These policies contradict the findings and recommendations of Incentives and Test-Based Accountability in Education, released last year by the National Research Council of the National Academies of Science. That study’s distinguished panel of experts concluded that high-stakes testing has not improved educational quality
Cracking down on cheating is necessary but far from sufficient. The reports by the Georgia Office of Special Investigators should be a national model of “best practices” for detecting and responding to testing irregularities. Unfortunately, educational bureaucrats may have vested interests in protecting current policies and personnel.
Comprehensive reviews by independent law enforcement professionals are often necessary. Combined with the full range of forensic detection tools — including analyses for high numbers of erasures, unusual score gains and patterns of similar responses — this approach has proved most likely to root out the truth.
More policing and better after-the-fact investigations will not, however, solve the many problems caused by the misuse of standardized exam scores. Instead, high-stakes testing requirements must end. They cheat students out of a high-quality education and cheat the public out of accurate information about school quality.

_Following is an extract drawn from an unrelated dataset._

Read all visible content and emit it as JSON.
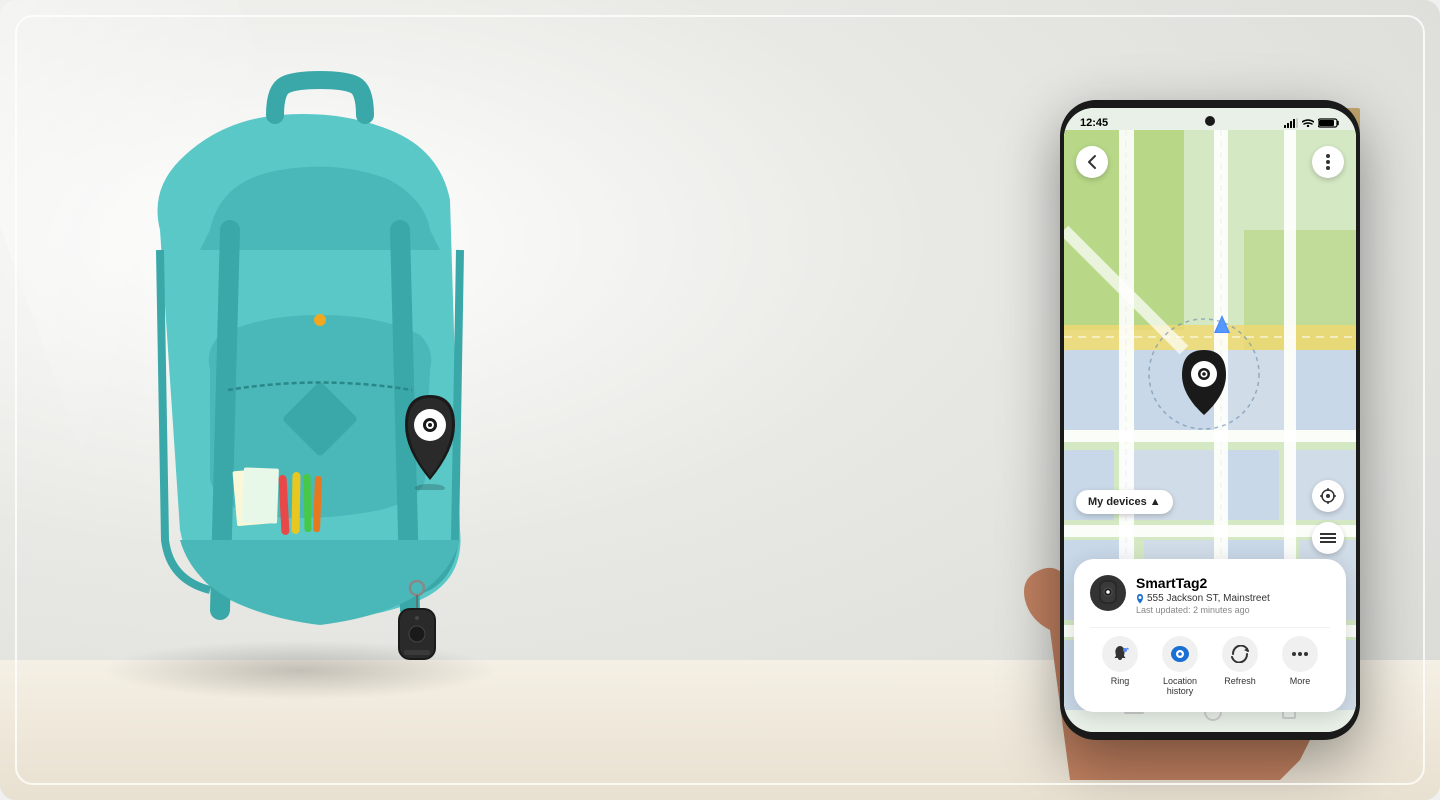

Robert Schaeffer is public education director for FairTest: National Center for Fair & Open Testing.